WHAT IS NEEDED → Total the lines of the listing below that hold the word "kerning". Output nothing except that number.

WORKING DATA →

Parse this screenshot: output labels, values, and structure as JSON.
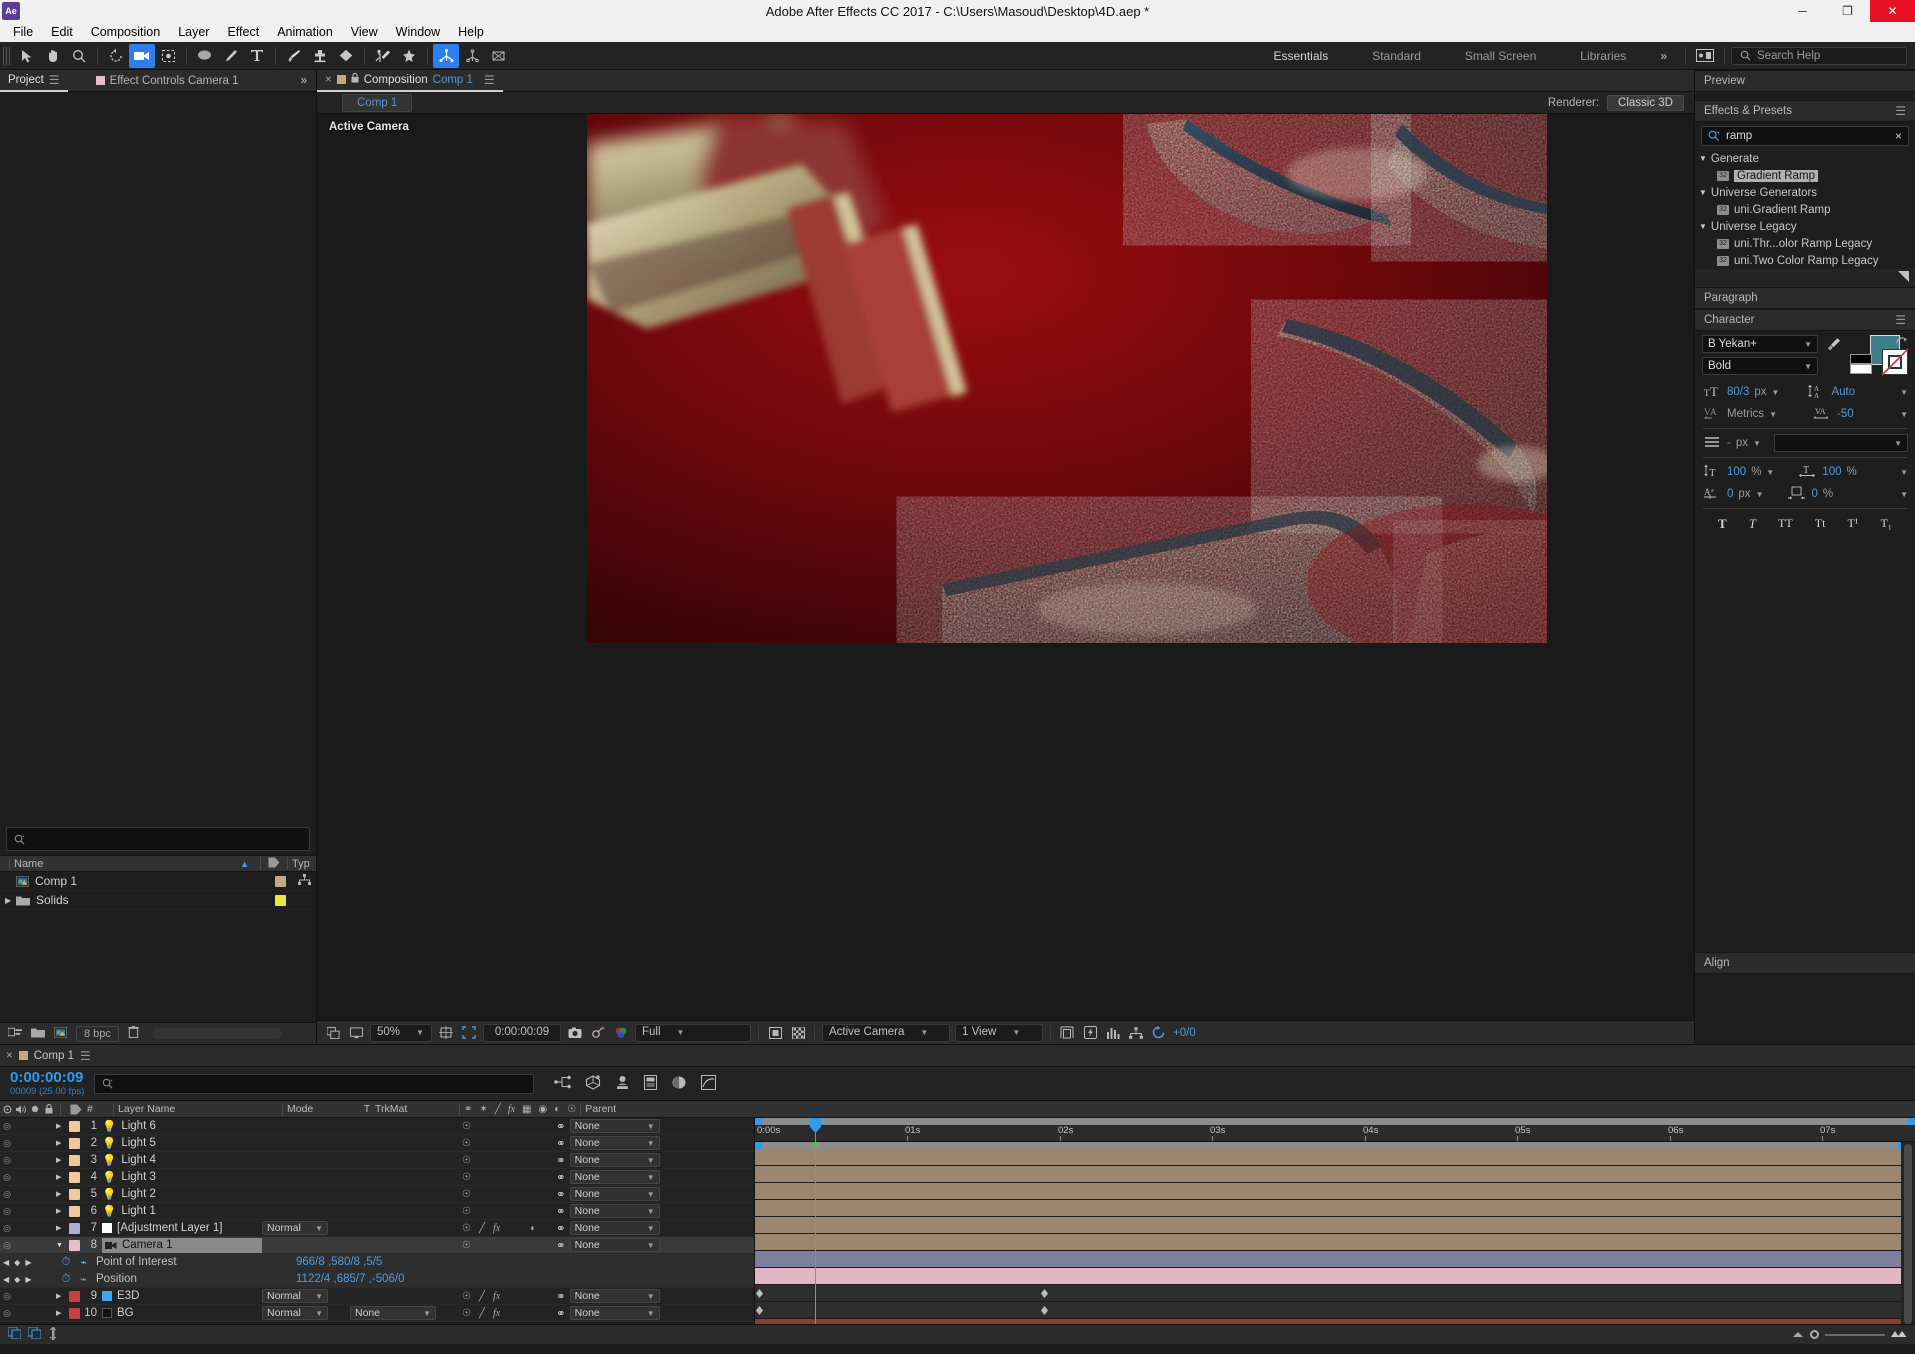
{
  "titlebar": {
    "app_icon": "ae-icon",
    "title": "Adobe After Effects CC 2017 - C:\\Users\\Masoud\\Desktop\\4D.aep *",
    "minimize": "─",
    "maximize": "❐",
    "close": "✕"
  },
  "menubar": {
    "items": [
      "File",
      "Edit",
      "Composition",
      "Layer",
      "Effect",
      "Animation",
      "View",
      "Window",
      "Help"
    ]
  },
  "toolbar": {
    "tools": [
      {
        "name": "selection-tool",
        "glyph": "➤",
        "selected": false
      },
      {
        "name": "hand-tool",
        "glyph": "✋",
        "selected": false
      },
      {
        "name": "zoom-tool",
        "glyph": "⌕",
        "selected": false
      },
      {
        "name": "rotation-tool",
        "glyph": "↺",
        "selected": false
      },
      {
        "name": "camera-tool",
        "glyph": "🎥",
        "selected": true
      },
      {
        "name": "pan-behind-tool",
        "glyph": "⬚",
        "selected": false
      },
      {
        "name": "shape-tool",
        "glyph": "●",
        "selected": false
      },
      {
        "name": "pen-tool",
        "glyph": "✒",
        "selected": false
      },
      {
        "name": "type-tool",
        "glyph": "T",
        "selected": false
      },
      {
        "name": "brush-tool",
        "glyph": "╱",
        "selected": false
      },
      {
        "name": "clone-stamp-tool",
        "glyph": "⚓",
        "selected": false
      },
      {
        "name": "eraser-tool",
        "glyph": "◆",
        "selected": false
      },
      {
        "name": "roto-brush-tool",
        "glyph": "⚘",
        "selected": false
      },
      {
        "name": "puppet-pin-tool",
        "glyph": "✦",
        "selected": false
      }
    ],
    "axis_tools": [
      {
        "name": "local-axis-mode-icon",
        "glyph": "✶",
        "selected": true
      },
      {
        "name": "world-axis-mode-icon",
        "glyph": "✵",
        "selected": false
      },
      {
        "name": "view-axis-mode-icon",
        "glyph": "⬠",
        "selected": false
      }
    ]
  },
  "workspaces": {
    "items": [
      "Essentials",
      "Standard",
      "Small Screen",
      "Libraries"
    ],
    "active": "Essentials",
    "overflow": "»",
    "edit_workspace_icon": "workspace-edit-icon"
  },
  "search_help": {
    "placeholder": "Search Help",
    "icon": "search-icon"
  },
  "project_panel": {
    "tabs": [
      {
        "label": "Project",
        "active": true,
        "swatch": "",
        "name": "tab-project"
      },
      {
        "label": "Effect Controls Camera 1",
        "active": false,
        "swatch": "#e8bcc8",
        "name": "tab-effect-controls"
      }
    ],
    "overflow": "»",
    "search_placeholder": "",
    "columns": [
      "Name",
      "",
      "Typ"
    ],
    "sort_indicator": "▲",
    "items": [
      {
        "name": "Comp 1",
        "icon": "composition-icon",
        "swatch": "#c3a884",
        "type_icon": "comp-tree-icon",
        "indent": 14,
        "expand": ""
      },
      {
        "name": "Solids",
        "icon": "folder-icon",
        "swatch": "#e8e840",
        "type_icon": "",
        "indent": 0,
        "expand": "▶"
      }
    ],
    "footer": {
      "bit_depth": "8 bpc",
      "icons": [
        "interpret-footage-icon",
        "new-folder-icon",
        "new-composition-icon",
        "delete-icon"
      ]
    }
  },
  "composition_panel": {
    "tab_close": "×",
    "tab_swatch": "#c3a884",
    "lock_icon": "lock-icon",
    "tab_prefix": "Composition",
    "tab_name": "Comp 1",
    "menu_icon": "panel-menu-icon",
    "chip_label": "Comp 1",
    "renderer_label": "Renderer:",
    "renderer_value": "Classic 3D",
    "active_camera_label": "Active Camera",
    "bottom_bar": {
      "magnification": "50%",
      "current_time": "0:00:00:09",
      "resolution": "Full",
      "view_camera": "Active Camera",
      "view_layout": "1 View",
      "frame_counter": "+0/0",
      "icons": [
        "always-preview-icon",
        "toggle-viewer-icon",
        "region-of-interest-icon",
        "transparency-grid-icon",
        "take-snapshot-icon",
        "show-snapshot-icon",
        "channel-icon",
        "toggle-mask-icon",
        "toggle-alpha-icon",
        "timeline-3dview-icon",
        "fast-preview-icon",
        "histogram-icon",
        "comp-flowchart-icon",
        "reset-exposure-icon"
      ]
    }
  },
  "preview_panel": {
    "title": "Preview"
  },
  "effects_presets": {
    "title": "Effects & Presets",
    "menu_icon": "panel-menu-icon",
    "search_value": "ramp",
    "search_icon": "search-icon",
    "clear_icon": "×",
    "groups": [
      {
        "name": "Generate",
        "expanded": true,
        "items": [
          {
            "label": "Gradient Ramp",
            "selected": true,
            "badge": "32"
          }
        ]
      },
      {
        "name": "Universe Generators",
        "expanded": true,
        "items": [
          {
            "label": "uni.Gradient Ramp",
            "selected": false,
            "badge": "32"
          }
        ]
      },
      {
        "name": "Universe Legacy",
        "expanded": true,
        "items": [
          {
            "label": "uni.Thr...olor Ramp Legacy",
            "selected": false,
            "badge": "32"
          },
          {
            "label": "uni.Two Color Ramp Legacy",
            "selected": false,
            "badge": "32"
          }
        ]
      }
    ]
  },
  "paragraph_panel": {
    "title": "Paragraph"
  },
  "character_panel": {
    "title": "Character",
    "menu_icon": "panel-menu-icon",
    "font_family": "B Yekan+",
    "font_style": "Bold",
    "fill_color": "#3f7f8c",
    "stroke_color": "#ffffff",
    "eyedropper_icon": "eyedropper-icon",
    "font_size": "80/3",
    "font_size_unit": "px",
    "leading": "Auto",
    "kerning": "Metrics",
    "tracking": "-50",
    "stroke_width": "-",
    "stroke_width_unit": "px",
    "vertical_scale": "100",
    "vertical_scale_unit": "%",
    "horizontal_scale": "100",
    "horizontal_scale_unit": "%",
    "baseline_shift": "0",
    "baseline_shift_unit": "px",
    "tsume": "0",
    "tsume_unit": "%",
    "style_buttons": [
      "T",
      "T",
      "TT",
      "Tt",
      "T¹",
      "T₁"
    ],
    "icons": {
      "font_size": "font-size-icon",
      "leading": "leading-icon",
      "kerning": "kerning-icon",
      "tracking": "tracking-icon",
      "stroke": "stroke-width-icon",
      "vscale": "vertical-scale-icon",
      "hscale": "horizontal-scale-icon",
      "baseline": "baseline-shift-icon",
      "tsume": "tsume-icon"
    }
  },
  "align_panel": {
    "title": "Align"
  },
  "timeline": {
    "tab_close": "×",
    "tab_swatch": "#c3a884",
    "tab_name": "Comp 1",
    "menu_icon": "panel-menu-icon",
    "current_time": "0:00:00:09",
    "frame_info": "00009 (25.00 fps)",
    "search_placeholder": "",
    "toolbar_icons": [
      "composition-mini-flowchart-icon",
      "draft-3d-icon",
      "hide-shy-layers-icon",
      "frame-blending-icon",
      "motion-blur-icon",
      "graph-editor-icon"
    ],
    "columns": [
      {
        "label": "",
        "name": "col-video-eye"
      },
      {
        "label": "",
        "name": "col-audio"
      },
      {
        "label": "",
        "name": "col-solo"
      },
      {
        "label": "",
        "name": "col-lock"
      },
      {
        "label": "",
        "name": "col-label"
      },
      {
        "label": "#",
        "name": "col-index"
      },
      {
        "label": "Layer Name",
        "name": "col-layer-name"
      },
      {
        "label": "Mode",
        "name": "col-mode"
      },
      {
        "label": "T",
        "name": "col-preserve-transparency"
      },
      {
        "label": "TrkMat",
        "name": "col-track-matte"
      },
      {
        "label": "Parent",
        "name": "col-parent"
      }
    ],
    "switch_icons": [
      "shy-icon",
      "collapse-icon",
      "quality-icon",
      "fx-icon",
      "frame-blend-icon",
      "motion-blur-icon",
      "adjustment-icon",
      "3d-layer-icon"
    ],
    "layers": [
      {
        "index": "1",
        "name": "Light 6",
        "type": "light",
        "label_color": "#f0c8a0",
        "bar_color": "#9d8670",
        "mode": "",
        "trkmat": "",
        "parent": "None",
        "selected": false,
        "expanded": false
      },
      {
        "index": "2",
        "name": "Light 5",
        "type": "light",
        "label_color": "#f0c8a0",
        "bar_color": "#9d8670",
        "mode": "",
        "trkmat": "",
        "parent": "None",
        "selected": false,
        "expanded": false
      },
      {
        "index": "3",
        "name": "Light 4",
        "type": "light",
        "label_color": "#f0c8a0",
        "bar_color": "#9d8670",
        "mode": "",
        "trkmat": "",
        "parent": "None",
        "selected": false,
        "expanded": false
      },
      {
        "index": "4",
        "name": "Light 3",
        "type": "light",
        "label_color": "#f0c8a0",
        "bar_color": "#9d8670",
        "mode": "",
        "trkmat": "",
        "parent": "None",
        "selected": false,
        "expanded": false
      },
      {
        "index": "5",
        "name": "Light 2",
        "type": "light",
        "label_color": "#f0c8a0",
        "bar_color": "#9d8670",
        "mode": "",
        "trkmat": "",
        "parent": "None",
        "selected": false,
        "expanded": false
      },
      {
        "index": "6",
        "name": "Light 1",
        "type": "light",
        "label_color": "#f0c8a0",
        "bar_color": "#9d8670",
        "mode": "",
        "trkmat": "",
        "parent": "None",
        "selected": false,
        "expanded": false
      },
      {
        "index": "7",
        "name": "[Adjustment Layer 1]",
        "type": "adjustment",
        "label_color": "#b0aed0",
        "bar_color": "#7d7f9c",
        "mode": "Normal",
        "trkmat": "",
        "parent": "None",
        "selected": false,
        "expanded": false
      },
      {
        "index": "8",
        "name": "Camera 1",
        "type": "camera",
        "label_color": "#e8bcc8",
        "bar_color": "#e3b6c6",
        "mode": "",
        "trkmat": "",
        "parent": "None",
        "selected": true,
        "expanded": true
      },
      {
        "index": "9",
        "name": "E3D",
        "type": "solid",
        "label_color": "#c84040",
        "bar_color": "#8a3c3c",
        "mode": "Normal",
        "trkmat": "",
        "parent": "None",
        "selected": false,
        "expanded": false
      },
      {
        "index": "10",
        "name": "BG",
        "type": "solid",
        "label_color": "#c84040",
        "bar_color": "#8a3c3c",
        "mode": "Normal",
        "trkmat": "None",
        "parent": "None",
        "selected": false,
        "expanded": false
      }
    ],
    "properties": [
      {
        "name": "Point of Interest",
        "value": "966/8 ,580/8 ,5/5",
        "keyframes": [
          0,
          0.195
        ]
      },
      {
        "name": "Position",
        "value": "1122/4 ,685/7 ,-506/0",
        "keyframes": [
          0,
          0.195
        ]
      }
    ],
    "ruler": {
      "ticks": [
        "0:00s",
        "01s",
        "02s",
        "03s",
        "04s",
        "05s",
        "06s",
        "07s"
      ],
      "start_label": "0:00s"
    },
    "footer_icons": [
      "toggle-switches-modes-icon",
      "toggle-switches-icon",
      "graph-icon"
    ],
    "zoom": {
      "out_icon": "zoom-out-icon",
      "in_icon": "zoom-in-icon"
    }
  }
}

RESPONSE TO THE TASK → 2